The road infrastructure within the city is changing to be able to better connect the city and absorb the traffic. An express road is to be built between Petea (at the border with Hungary) and Baia Mare, a project for which the feasibility study has just completed[when?]. The express road will connect the cities of Baia Mare and Satu Mare to the Hungarian motorway M3, and thus to the whole European motorway network.
Singers and actors
- Liviu Borlan - composer
- Dora Cojocaru - composer
- Gheorghe Costin - conductor and composer
- László Németh - writer
- Gheorghe Pop de Băseşti - Transylvanian politician
- Augustin Buzura - Romanian novelist
- Mstislav Dobuzhinsky - Lithuanian painter
- Mária Földes - Romanian born Jewish-Hungarian playwright
- Amrita Sher-Gil - Indian painter
- János Thorma - Hungarian painter
- Igor Ursenco - Romanian novelist
- Maricel Voinea - handball player, Olympic medals winner
Twin towns — Sister cities
Baia Mare has signed town twinning agreements or partnership agreements with the following cities:
- Serino, Italy, since 2003
- Nyíregyháza, Hungary, since 2003 - partnership only
- Hódmezővásárhely, Hungary, since 2001
- Bielsko-Biała, Poland, since 2001
- Hollywood, USA, since 2001
- Wels, Austria, since 2000
- Ivano-Frankivsk, Ukraine, since 1990

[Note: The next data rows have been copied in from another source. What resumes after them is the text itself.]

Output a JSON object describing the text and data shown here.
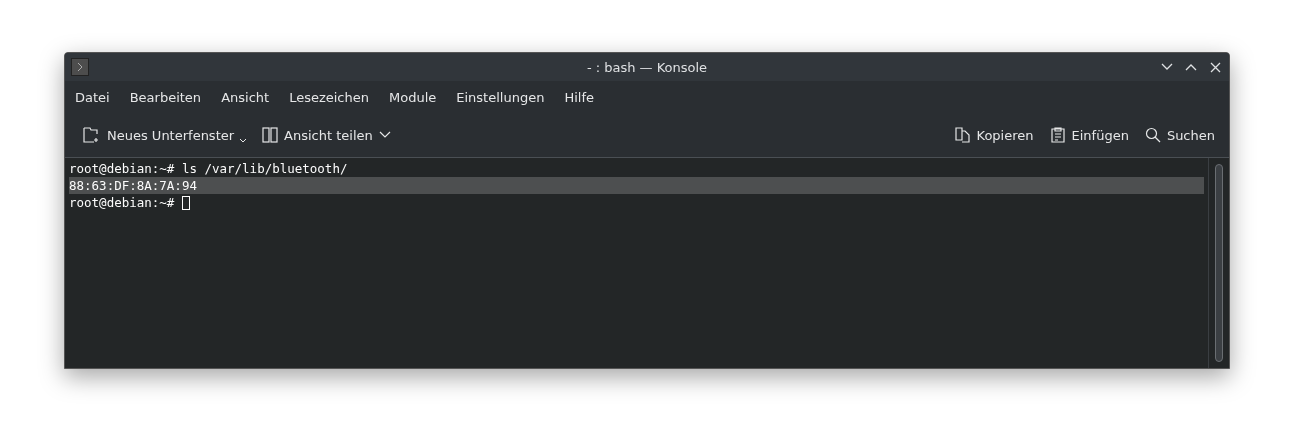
{
  "window": {
    "title": "- : bash — Konsole"
  },
  "menu": [
    "Datei",
    "Bearbeiten",
    "Ansicht",
    "Lesezeichen",
    "Module",
    "Einstellungen",
    "Hilfe"
  ],
  "toolbar_left": [
    {
      "kind": "new-tab",
      "label": "Neues Unterfenster"
    },
    {
      "kind": "split",
      "label": "Ansicht teilen"
    }
  ],
  "toolbar_right": [
    {
      "kind": "copy",
      "label": "Kopieren"
    },
    {
      "kind": "paste",
      "label": "Einfügen"
    },
    {
      "kind": "search",
      "label": "Suchen"
    }
  ],
  "terminal": {
    "lines": [
      {
        "text": "root@debian:~# ls /var/lib/bluetooth/",
        "selected": false,
        "cursor": false
      },
      {
        "text": "88:63:DF:8A:7A:94",
        "selected": true,
        "cursor": false
      },
      {
        "text": "root@debian:~# ",
        "selected": false,
        "cursor": true
      }
    ]
  }
}
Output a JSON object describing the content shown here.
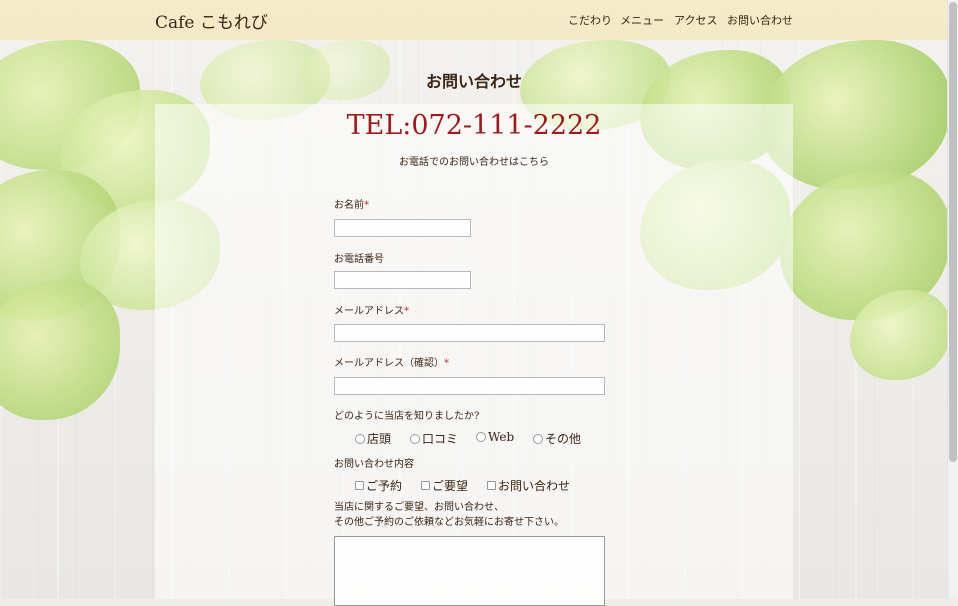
{
  "header": {
    "logo": "Cafe こもれび",
    "nav": [
      "こだわり",
      "メニュー",
      "アクセス",
      "お問い合わせ"
    ]
  },
  "page": {
    "title": "お問い合わせ",
    "tel": "TEL:072-111-2222",
    "tel_sub": "お電話でのお問い合わせはこちら"
  },
  "form": {
    "required_mark": "*",
    "name_label": "お名前",
    "phone_label": "お電話番号",
    "email_label": "メールアドレス",
    "email_confirm_label": "メールアドレス（確認）",
    "source_question": "どのように当店を知りましたか?",
    "source_options": [
      "店頭",
      "口コミ",
      "Web",
      "その他"
    ],
    "inquiry_label": "お問い合わせ内容",
    "inquiry_options": [
      "ご予約",
      "ご要望",
      "お問い合わせ"
    ],
    "note_line1": "当店に関するご要望、お問い合わせ、",
    "note_line2": "その他ご予約のご依頼などお気軽にお寄せ下さい。"
  },
  "colors": {
    "accent": "#9b1c1c",
    "header_bg": "#f5e8be",
    "required": "#c0392b"
  }
}
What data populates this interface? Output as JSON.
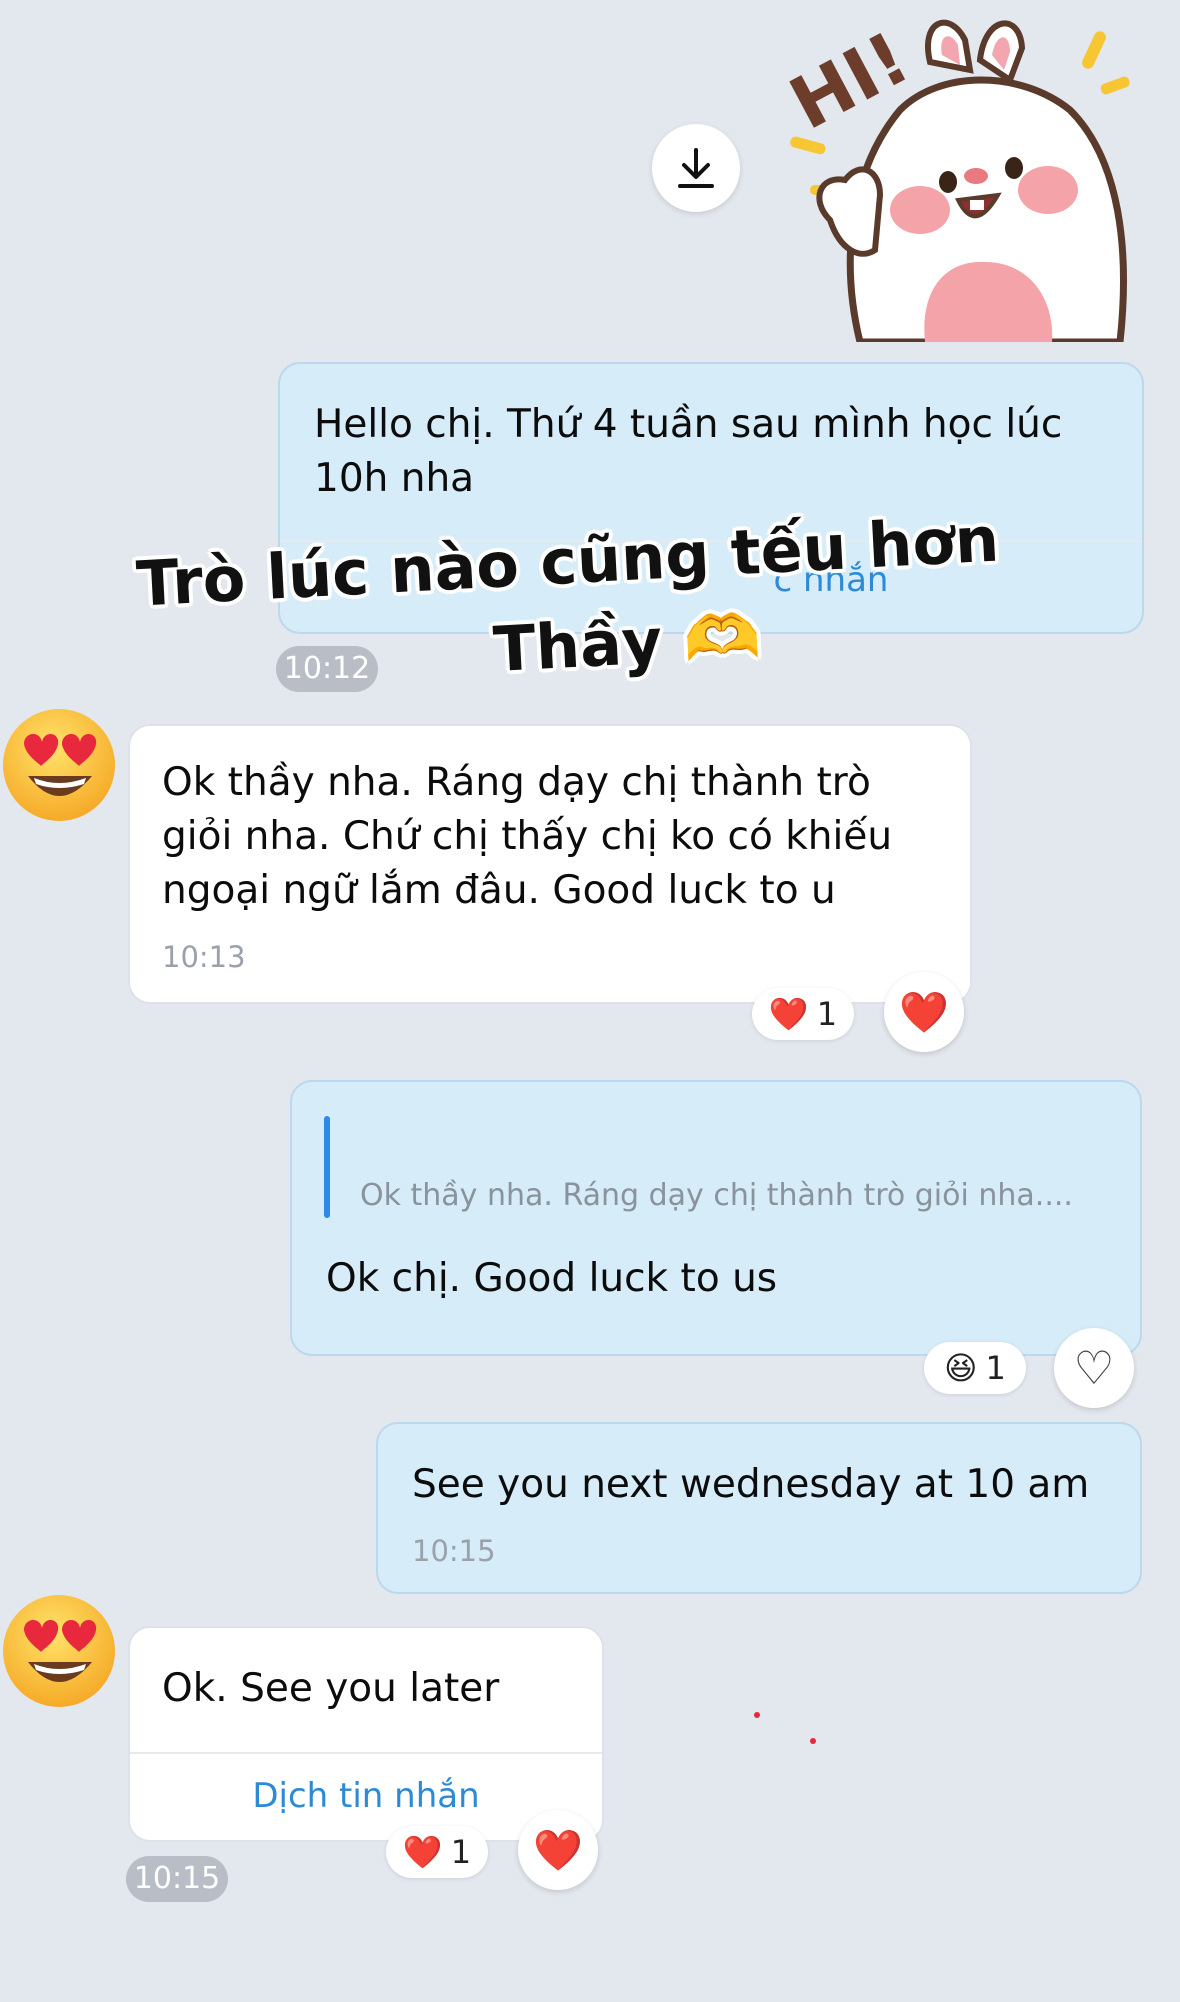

- Szolnok, Hungary, since 1990
- Kitwe, Zambia, since 1972
- Combs-la-Ville, France, since 2009
- Chimney of Phoenix Copper Smelter, height: 351.5 metres, which is the tallest structure in Romania.
- "Population at 20 October 2011" (in Romanian). INSSE. 5 July 2013. Retrieved 5 July 2013.
- Valerie Majoros, "Lajos Tihanyi and his friends in the Paris of the nineteen-thirties", French Cultural Studies, 2000, Vol. 11:387, Footnote, p. 388, Sage Publications, accessed 30 January 2013
- Munich in Hungarian, Hungarian Artists in Munich 1850-1914, 2 October 2009 - Jan 2010, Hungarian National Gallery
- [dead link]
- "Report of the International Task Force for Assessing the Baia Mare Accident" available at http://www.reliefweb.int/library/documents/eubaiamare.pdf
- "Hungary Urges Europe to Adopt Wide Ban on Cyanide Mining Technology, Sofia Echo, 2 February 2010
- "Bielsko-Biała - Partner Cities". 2008 Urzędu Miejskiego w Bielsku-Białej. Retrieved 2008-12-10.
- "Офіційний сайт міста Івано-Франківська". mvk.if.ua (in Ukrainian). Retrieved 7 March 2010.
|Wikivoyage has a travel guide for Baia Mare.|
|Wikimedia Commons has media related to Baia Mare.|
- Official website
- University of Baia Mare
- Photos of the city and its surroundings in the dedicated Flickr group